But that's kinda the essence, the core.
A blues phrasing.
And the way that people have
learned to phrase blues,
to play blues forever is by imitation.
There's nothing negative about
imitating another player.
Every great blues player
that you are aware of.
B.B. King, everybody knows B.B. King.
How did he learn how to play so good?
Well he imitated the heck
out of T-bone Walker.
He wanted to be T-bone Walker but
he wasn't and it frustrated him.
And so he imitated T-bone and
he realized he couldn't do that, but
he came up with something of
his own as a result of that.
And that's true of almost every great
Blues player, when you read their
interviews, their biography, you find that
there was somebody that they listened to,
they tried to be that guy, they wanted
to be that guy, but they didn't, and
in the end they came up
with their own voice.
So imitation is an essential
part of learning the phrase.
That's how you learn To
speak that language.
Learning from people that
how to speak it well.
Improvisation, is taking the language
that you've learned and learning how to,
and reorganizing spontaneously.
You know, if you learn a new
language like learning Chinese for
me, I would be struggling to figure
out how to ask where's the bathroom?

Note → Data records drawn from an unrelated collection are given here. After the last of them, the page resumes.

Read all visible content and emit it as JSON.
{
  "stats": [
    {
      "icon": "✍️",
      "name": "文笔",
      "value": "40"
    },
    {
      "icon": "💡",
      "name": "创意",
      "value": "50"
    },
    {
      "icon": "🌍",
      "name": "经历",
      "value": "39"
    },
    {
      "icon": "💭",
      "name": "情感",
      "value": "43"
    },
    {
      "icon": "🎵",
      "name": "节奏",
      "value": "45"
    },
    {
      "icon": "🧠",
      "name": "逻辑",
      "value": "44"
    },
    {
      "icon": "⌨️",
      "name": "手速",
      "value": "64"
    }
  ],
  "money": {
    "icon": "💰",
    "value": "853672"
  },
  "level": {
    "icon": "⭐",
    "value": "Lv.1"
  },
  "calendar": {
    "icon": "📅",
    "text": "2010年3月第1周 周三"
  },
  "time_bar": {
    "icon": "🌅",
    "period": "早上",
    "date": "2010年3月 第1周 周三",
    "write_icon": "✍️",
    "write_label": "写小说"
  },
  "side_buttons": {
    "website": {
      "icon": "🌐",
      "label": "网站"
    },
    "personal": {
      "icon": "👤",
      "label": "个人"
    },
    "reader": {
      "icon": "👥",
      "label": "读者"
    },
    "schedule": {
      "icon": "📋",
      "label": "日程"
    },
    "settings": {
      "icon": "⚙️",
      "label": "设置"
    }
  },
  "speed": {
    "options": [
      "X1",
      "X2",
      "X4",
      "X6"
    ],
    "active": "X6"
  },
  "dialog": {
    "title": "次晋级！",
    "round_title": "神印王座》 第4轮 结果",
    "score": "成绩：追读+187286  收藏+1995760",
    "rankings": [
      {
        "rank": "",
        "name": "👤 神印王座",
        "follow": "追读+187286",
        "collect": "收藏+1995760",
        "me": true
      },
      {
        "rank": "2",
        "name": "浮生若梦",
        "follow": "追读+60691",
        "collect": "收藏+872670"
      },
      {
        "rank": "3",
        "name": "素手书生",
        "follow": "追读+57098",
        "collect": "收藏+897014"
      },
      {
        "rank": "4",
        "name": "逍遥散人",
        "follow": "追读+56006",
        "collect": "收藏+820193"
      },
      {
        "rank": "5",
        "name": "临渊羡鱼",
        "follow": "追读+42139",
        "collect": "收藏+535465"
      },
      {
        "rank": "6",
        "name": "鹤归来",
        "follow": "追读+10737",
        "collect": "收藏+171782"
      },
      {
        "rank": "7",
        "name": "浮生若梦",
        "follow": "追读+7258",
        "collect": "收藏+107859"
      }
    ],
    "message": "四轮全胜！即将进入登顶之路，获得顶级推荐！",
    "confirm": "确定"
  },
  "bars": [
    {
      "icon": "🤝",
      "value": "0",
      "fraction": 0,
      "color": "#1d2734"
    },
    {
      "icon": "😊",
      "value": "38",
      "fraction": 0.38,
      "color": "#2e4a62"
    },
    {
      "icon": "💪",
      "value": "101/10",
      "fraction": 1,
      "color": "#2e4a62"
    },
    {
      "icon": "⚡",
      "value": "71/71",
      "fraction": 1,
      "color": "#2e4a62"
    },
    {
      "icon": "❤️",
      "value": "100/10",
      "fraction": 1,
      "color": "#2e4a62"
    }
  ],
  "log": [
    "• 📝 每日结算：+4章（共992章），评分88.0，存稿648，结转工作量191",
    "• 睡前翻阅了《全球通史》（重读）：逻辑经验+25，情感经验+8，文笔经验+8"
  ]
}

I would have to think really hard.
I can't improvise in that language.
I have no vocabulary.
I can't put words together spontaneously.
And in blues, it's the same thing.
You learn that language.
You have to live with it for awhile
before you can organize it spontaneously.
So imitate, you can copy me,
as you start to hear other players and
understand how they
organize their phrases and
be able to visualize where they
put their phrases on the neck.
Use your ear and
understand the relationships of the notes.
You'll hear the in many cases
they're doing exactly what I'm doing
here with you, but they're just doing it
a little faster, maybe a little fancier.
They're adding some other
techniques that we'll get to.
But the core of it is exactly
what we're talking about here.
So you're in a position right now to
start building your vocabulary and
learning directly from the players
who inspire you, whoever they may be.
And what I want to get from you now,
I want you to come back to me
with a 12 bar, blue note solo.
I want you to use all the stuff
that we just talked about.
The blue notes, the dynamics,
the different picking techniques.
Whatever kind of strikes your fancy.
And I want you to put
together a 12 bar solo or
you could do two choruses if
you want to play that long.
And show me how you're thinking.
I wanna get that reality check on
how you're taking these ideas that
I'm explaining.
And how you can put them together,
and create your own music.
Cuz you've got all the raw
materials now to do that.
It's just hooking your
imagination up with your fingers.
Use your voice, create that intermediate
step there and it'll definitely help you.
And so, send me a video of yourself
playing a solo using these raw materials.
Pick any rhythm track you like.
And put it over top of that, and
then I'll get back to you and we'll talk.
All right?
See you then.